“Be patient toward all that is unsolved in your heart and try to love the questions themselves, like locked rooms and like books that are now written in a very foreign tongue. Do not now seek the answers, which cannot be given you because you would not be able to live them. And the point is, to live everything. Live the questions now.
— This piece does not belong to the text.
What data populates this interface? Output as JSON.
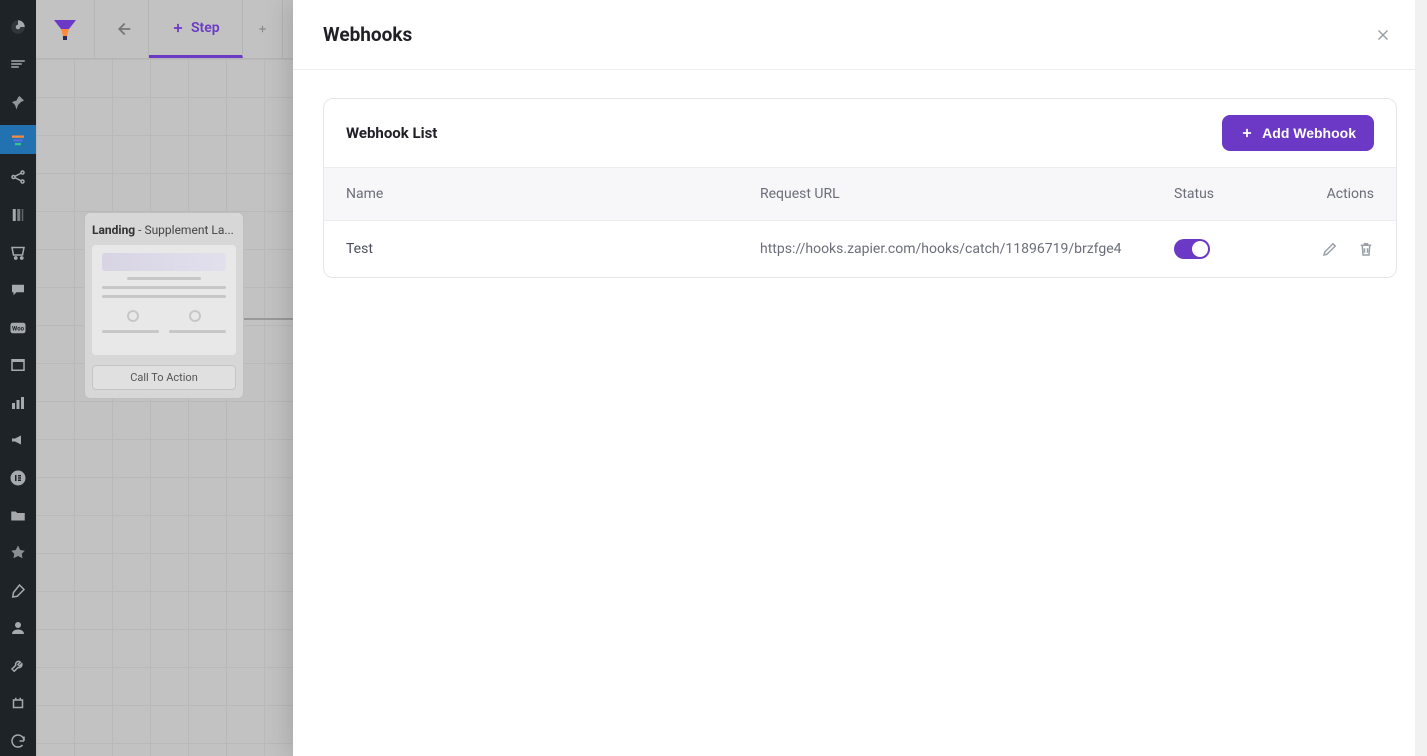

Perhaps you will then gradually, without noticing it, live along some distant day into the answer.”
― Rainer Maria Rilke

“This is what you shall do; Love the earth and sun and the animals, despise riches, give alms to every one that asks, stand up for the stupid and crazy, devote your income and labor to others, hate tyrants, argue not concerning God, have patience and indulgence toward the people, take off your hat to nothing known or unknown or to any man or number of men, go freely with powerful uneducated persons and with the young and with the mothers of families, read these leaves in the open air every season of every year of your life, re-examine all you have been told at school or church or in any book, dismiss whatever insults your own soul, and your very flesh shall be a great poem and have the richest fluency not only in its words but in the silent lines of its lips and face and between the lashes of your eyes and in every motion and joint of your body.”
― Walt Whitman

Ok, I must stop here, because if I don’t, I’ll be posting quote after quote as though I were planting them to thin later.

10) What are you grateful for?
It’s interesting you ask this. I’ve recently taken on a personal challenge to be consciously grateful (and somehow put that gratitude forth) every day. I’m grateful for the health and happiness that there is in the world, and the patience, hope, and healing where there isn’t health or happiness. I’m grateful for blue skies when they come and rain that is deep and short. For earth to dig in and songs to sing. For my memories and my future, my family and my friends, and all of the wondrous creatures that make up this beautifully weird world we live on.